═════ SOURCE RECORDS ═════

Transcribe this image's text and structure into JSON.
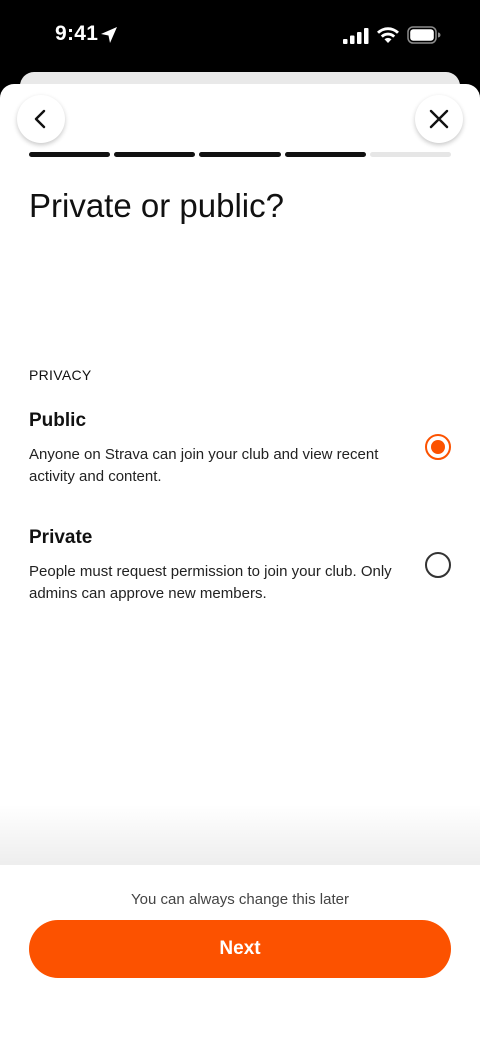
{
  "status_bar": {
    "time": "9:41"
  },
  "header": {
    "back_icon": "chevron-left-icon",
    "close_icon": "close-icon",
    "progress": {
      "total_steps": 5,
      "completed_steps": 4
    }
  },
  "main": {
    "title": "Private or public?",
    "section_label": "PRIVACY",
    "options": [
      {
        "title": "Public",
        "description": "Anyone on Strava can join your club and view recent activity and content.",
        "selected": true
      },
      {
        "title": "Private",
        "description": "People must request permission to join your club. Only admins can approve new members.",
        "selected": false
      }
    ]
  },
  "footer": {
    "note": "You can always change this later",
    "next_label": "Next"
  },
  "colors": {
    "accent": "#fc5200",
    "text": "#111111"
  }
}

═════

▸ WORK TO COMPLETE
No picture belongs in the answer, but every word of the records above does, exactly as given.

▸ SOLUTION TO THIS PROBLEM
Transcribe this image's text and structure into JSON.
{
  "status_bar": {
    "time": "9:41"
  },
  "header": {
    "back_icon": "chevron-left-icon",
    "close_icon": "close-icon",
    "progress": {
      "total_steps": 5,
      "completed_steps": 4
    }
  },
  "main": {
    "title": "Private or public?",
    "section_label": "PRIVACY",
    "options": [
      {
        "title": "Public",
        "description": "Anyone on Strava can join your club and view recent activity and content.",
        "selected": true
      },
      {
        "title": "Private",
        "description": "People must request permission to join your club. Only admins can approve new members.",
        "selected": false
      }
    ]
  },
  "footer": {
    "note": "You can always change this later",
    "next_label": "Next"
  },
  "colors": {
    "accent": "#fc5200",
    "text": "#111111"
  }
}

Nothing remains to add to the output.